We invite readers around the world to rediscover your city and share your journey with us — in a photograph.

A new chalk mural of U.S. Supreme Court nominee Ketanji Brown Jackson in the Eastern Market area of Capitol Hill in Washington, D.C. Rediscover what’s popped up in your city during the pandemic. 

A new chalk mural of U.S. Supreme Court nominee Ketanji Brown Jackson in the Eastern Market area of Capitol Hill in Washington, D.C. Rediscover what’s popped up in your city during the pandemic. 

Mural artist: Chalk Riot. Photographer: Al Drago//Bloomberg.

The last two years of the pandemic have limited commuting and traveling, shrinking the boundaries of our physical worlds. As a result, some people may have lost their “sense of place,” or relationship to their cities, as streets emptied out and routines were uprooted. But the recent easing of Covid cases in some parts of the globe — however temporary or permanent — presents an opportunity for urban dwellers to reconnect with their communities, or to explore new ones.
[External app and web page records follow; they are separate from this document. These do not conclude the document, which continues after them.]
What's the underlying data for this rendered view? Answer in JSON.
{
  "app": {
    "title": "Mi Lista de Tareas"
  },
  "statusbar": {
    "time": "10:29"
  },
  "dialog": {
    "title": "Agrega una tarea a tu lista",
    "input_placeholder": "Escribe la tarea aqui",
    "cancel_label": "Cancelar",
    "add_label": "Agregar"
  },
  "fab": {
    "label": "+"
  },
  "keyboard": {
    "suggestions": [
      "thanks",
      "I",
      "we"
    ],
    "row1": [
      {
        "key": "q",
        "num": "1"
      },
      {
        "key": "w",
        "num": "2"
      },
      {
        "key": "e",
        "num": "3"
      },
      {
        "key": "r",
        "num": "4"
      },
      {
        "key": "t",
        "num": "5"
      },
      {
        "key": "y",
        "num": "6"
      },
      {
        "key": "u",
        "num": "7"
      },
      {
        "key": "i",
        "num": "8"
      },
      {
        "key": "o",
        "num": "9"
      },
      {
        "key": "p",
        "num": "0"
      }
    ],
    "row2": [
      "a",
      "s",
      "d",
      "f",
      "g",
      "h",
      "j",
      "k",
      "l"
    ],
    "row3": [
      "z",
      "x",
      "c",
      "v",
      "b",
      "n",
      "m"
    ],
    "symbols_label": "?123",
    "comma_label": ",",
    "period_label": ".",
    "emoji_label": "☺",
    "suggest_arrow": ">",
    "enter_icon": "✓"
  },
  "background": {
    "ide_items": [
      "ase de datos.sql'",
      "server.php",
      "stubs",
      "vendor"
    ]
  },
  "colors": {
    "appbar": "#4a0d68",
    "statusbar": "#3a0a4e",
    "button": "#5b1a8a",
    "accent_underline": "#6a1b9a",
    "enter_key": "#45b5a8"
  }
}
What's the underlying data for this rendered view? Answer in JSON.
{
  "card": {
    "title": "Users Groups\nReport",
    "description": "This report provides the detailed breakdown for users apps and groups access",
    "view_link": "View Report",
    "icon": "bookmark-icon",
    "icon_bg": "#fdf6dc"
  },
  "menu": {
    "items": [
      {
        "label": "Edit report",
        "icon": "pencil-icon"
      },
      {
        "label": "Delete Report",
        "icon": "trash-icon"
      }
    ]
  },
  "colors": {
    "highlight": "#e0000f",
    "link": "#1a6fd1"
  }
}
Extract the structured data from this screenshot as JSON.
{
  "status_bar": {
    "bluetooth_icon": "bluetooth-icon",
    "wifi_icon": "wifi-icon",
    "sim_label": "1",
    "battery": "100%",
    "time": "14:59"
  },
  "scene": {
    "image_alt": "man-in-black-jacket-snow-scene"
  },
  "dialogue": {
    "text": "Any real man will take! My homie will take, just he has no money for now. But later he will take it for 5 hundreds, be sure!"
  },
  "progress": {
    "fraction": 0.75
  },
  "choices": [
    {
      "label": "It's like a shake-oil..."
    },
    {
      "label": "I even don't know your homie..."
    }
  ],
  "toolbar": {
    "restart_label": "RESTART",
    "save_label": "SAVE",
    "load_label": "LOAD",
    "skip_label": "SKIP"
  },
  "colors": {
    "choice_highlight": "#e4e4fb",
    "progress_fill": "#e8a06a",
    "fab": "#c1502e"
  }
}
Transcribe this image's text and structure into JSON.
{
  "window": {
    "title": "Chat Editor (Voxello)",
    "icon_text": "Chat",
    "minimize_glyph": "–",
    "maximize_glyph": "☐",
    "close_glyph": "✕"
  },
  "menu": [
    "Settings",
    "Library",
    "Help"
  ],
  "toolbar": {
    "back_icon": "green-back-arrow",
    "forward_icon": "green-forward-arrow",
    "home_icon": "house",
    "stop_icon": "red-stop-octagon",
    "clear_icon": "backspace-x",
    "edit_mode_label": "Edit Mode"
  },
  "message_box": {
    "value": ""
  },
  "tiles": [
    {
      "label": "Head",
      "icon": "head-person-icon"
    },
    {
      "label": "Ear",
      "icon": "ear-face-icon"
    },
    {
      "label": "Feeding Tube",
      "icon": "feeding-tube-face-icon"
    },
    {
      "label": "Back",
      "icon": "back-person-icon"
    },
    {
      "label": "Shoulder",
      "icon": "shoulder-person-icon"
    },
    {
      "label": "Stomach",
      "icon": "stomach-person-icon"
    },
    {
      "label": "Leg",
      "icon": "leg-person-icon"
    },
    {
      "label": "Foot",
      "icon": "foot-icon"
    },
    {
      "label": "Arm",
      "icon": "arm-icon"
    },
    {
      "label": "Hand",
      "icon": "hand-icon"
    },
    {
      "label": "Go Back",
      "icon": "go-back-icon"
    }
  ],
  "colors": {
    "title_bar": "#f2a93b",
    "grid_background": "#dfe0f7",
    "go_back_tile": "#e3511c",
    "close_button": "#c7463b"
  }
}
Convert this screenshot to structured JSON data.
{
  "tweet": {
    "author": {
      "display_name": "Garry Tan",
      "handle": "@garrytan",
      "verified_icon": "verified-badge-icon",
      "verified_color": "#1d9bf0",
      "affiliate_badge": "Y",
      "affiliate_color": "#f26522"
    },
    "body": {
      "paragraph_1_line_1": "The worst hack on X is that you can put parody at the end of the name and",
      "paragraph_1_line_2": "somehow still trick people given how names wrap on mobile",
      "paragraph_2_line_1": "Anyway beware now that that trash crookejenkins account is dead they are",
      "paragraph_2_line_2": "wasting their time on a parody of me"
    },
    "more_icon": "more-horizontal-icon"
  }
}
In some places, the pandemic has reshaped entire neighborhoods and urban centers. In others, little may have changed, but our movements have shifted. We may be noticing new additions, or things we overlooked in the past — a mural or a new path, an interesting building, or a previously quiet corner now teeming with buskers and pedestrians. For frontline workers, life in public transformed with different rhythms and routes. For others who’ve stayed closer to home with remote work, venturing out may come with eye-opening surprises.